__Assignment__.
Extract each line of the records below that contains the word "minus".
▶
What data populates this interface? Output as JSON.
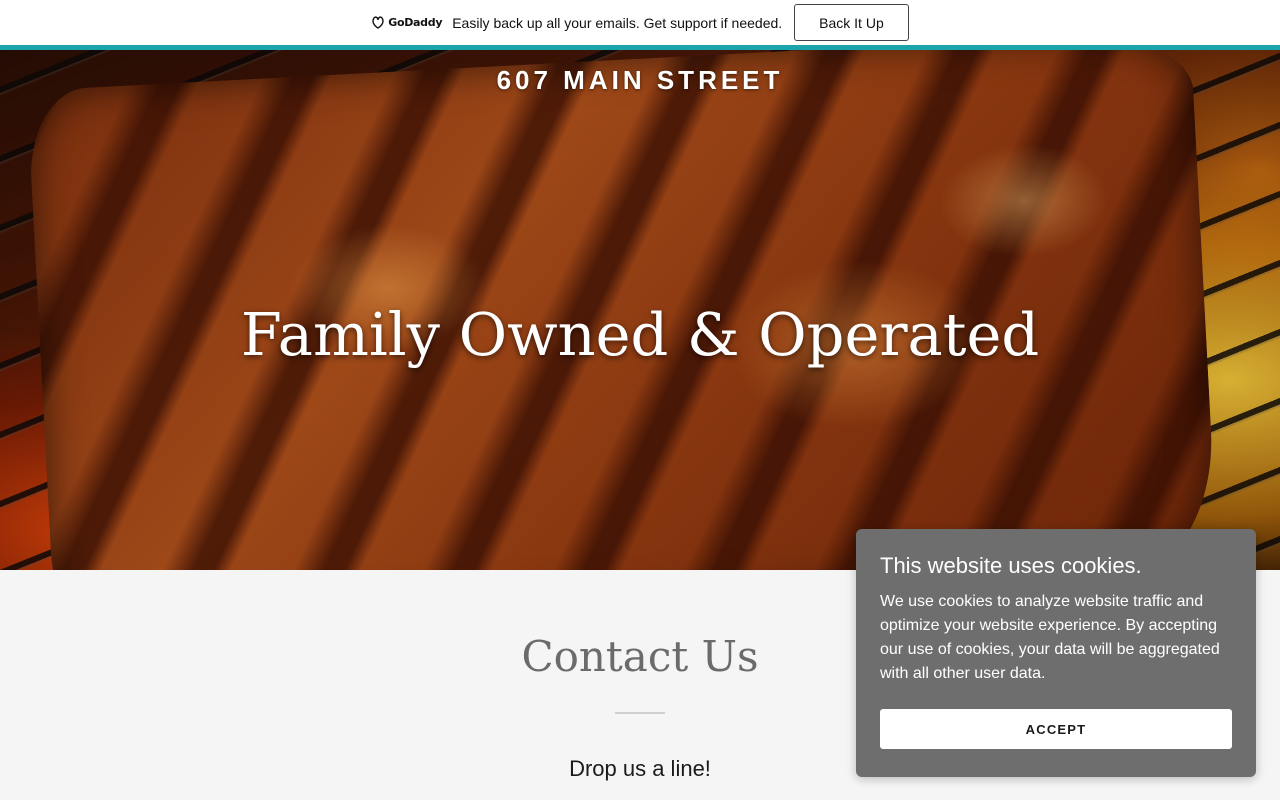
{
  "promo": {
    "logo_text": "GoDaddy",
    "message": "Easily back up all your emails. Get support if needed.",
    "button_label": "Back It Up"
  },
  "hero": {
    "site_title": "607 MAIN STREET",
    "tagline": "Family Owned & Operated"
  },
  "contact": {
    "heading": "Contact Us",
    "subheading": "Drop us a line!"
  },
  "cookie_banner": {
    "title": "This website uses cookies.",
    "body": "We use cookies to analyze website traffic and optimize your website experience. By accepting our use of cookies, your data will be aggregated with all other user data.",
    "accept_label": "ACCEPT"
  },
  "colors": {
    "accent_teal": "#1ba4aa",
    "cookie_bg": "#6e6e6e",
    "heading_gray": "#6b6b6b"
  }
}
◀
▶
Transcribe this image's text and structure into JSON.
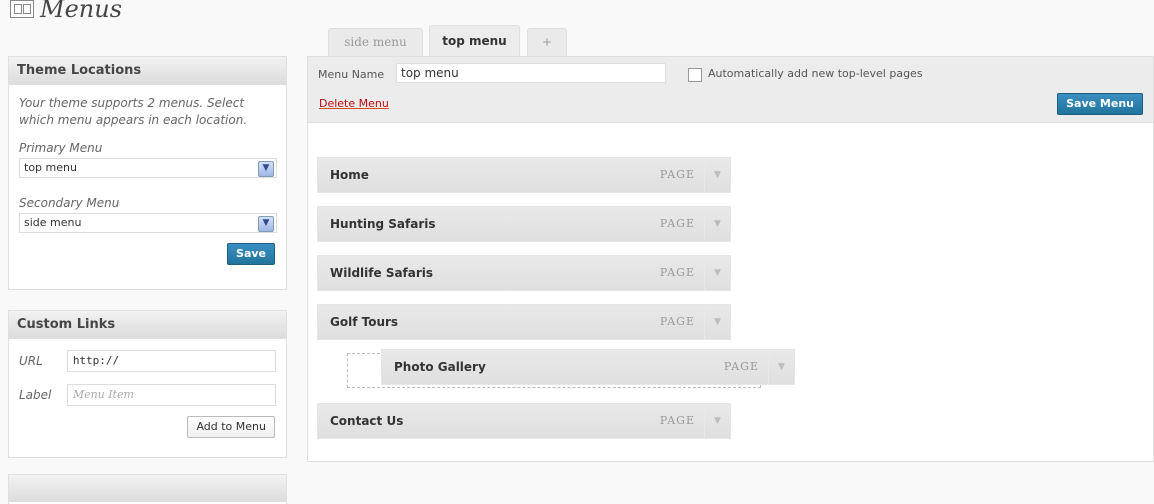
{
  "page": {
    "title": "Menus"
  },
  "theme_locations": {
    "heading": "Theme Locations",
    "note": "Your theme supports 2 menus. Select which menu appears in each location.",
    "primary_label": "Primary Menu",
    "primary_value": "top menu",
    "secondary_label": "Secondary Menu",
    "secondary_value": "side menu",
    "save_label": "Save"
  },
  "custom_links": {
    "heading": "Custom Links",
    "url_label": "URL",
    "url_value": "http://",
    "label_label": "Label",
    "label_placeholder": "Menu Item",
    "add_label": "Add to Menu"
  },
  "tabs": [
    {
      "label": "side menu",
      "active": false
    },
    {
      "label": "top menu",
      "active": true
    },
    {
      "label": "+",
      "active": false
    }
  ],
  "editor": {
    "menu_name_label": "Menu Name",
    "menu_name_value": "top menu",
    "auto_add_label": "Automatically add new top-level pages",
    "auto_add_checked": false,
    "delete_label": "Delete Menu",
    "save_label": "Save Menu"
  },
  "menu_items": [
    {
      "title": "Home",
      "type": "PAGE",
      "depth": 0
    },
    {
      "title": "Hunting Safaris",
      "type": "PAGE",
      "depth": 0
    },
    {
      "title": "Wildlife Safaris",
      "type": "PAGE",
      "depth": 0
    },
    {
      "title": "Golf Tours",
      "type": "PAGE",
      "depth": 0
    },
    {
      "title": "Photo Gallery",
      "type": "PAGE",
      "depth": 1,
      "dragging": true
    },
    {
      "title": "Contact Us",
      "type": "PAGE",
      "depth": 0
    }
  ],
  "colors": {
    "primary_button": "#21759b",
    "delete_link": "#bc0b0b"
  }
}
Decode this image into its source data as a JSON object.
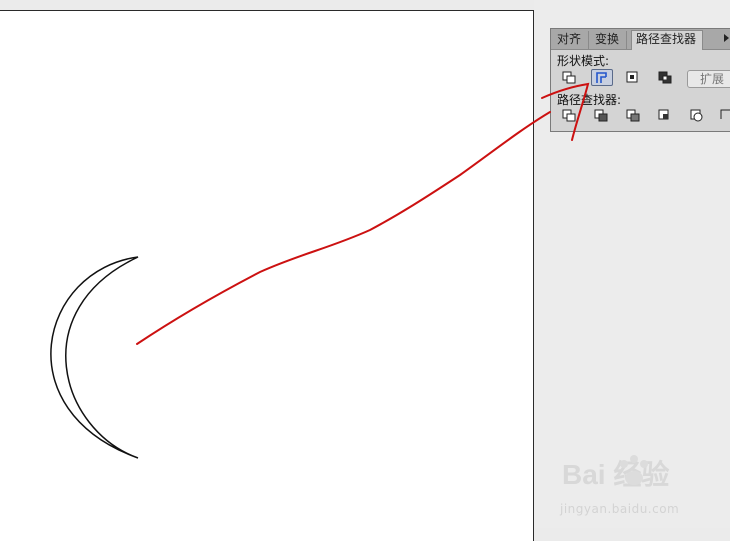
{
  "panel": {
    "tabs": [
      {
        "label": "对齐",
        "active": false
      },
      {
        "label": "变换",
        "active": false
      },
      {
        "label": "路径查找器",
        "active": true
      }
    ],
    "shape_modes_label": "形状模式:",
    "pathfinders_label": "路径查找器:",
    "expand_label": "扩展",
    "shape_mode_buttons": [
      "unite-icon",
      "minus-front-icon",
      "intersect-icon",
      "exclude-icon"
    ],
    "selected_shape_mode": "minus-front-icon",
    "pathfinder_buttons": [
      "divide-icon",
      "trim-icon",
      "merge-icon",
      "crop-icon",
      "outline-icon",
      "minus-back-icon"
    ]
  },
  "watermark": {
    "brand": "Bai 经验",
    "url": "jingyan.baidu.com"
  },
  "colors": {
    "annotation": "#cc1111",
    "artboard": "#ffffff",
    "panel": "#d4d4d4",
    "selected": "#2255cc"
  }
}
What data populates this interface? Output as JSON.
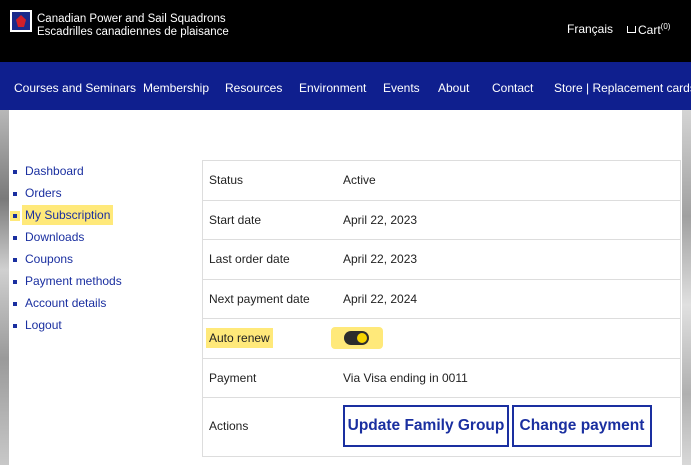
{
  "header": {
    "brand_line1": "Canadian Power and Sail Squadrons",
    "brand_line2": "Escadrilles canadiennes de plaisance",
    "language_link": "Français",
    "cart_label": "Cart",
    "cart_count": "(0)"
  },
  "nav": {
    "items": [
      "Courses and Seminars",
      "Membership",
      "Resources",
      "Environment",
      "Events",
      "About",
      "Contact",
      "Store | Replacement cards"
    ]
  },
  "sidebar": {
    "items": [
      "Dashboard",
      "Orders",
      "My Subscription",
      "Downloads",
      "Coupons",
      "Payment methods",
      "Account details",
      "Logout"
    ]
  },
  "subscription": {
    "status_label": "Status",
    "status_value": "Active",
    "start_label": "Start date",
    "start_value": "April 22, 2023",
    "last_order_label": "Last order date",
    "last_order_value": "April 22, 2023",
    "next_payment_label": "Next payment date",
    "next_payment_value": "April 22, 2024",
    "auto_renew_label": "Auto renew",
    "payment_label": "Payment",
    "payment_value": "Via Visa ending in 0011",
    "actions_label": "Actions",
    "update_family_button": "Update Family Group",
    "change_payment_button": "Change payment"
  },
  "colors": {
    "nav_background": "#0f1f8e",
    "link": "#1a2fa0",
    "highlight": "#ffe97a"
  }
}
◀
__Exercise answer__.
      "minus-front-icon",
    "selected_shape_mode": "minus-front-icon",
      "minus-back-icon"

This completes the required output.